(Work order) Report back every line below that carries the word "stroke".

# # # # # # #

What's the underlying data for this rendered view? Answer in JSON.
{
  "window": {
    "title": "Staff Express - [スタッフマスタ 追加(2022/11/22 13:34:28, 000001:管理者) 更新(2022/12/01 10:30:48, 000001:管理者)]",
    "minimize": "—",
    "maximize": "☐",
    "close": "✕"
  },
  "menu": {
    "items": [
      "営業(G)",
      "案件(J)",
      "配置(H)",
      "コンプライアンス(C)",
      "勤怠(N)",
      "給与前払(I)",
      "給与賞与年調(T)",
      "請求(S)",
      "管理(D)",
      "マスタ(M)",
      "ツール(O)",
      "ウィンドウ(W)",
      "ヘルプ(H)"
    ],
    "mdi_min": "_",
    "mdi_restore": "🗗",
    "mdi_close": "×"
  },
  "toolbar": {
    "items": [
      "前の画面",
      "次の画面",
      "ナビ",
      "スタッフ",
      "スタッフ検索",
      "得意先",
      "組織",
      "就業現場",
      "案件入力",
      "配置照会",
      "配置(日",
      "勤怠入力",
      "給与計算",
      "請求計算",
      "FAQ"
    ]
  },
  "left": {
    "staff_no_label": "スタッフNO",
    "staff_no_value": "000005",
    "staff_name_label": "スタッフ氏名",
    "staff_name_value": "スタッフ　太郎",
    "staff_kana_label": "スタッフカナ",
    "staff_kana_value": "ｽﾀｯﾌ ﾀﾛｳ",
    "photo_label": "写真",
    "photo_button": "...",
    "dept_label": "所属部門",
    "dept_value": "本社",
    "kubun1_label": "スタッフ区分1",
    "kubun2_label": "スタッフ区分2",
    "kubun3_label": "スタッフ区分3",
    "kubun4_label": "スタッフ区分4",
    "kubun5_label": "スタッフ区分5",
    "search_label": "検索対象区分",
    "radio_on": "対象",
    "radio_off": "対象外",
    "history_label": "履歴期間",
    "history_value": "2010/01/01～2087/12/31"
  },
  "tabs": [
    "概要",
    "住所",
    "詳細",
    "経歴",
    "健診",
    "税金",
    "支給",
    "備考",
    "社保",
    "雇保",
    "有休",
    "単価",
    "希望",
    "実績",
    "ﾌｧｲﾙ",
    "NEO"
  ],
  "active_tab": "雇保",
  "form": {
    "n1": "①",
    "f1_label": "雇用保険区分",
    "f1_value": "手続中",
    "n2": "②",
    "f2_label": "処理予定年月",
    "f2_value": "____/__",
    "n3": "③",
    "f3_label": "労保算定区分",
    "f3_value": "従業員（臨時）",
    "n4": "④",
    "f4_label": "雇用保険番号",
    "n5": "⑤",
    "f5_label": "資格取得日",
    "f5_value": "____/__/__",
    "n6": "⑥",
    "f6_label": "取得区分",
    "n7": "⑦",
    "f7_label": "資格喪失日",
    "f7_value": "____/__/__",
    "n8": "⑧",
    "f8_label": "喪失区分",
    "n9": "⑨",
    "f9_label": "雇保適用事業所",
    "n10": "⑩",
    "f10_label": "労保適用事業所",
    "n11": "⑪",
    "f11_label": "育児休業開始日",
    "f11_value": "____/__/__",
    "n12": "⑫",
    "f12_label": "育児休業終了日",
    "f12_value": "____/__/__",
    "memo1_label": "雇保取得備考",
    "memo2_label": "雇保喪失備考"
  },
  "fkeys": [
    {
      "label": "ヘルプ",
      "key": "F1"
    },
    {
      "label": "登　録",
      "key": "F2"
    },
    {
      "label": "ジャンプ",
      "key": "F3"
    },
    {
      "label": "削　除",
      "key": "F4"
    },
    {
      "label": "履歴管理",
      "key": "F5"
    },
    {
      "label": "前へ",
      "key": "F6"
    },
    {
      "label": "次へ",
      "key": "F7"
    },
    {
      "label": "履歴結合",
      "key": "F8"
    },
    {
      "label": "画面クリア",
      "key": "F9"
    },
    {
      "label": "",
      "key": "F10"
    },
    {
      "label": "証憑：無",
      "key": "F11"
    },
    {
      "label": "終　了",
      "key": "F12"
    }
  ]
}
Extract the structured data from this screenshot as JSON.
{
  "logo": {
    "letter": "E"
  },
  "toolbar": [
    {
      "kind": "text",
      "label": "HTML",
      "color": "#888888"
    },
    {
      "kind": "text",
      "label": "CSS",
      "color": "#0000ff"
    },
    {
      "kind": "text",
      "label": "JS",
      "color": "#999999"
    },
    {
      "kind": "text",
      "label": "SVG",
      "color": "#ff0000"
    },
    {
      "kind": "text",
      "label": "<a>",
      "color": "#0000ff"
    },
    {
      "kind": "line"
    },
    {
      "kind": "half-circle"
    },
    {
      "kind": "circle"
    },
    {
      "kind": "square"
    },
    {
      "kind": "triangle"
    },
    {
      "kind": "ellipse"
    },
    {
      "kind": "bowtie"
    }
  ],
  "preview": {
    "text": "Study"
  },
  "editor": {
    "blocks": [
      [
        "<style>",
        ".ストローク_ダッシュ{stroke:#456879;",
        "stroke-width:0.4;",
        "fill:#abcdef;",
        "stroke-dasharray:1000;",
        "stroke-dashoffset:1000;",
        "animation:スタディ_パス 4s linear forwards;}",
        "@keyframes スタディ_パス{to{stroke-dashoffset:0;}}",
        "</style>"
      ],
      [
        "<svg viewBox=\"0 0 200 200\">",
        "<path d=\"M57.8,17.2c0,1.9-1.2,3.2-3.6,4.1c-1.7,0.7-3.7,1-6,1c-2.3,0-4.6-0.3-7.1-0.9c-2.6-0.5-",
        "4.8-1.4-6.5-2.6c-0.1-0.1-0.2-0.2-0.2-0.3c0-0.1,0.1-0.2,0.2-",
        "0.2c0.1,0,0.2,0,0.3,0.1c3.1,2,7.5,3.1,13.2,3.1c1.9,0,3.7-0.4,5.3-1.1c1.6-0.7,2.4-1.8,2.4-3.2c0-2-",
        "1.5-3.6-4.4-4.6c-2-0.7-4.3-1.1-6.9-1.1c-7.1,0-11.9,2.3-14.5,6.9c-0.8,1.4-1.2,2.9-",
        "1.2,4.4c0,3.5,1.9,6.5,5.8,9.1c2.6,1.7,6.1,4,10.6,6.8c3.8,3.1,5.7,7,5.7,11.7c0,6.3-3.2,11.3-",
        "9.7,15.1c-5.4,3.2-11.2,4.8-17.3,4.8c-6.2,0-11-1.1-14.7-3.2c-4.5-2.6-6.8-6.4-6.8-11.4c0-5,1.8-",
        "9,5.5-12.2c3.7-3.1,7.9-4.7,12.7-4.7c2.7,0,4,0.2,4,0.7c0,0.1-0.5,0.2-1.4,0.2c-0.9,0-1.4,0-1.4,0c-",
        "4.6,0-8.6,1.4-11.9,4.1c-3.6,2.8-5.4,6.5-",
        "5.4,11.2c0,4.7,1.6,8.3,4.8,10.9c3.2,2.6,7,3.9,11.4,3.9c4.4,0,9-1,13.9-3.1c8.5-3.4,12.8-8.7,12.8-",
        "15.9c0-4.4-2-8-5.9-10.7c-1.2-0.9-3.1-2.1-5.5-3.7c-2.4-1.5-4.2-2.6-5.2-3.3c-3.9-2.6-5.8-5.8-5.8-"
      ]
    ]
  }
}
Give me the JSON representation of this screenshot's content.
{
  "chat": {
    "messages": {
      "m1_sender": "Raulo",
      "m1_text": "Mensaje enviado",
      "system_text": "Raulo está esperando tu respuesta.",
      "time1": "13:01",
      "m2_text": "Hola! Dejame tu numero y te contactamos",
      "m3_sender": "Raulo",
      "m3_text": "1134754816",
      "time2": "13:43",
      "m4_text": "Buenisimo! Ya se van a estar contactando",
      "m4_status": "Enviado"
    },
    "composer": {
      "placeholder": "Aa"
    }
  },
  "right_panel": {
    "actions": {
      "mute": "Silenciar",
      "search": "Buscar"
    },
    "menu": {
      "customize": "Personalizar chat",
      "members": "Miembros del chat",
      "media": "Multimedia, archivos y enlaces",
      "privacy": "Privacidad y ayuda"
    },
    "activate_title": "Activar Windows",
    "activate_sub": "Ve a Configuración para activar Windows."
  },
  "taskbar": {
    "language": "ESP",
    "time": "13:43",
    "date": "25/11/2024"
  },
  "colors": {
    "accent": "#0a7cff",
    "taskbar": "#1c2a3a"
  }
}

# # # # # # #

(Result for this exercise)
        ".ストローク_ダッシュ{stroke:#456879;",
        "stroke-width:0.4;",
        "stroke-dasharray:1000;",
        "stroke-dashoffset:1000;",
        "@keyframes スタディ_パス{to{stroke-dashoffset:0;}}",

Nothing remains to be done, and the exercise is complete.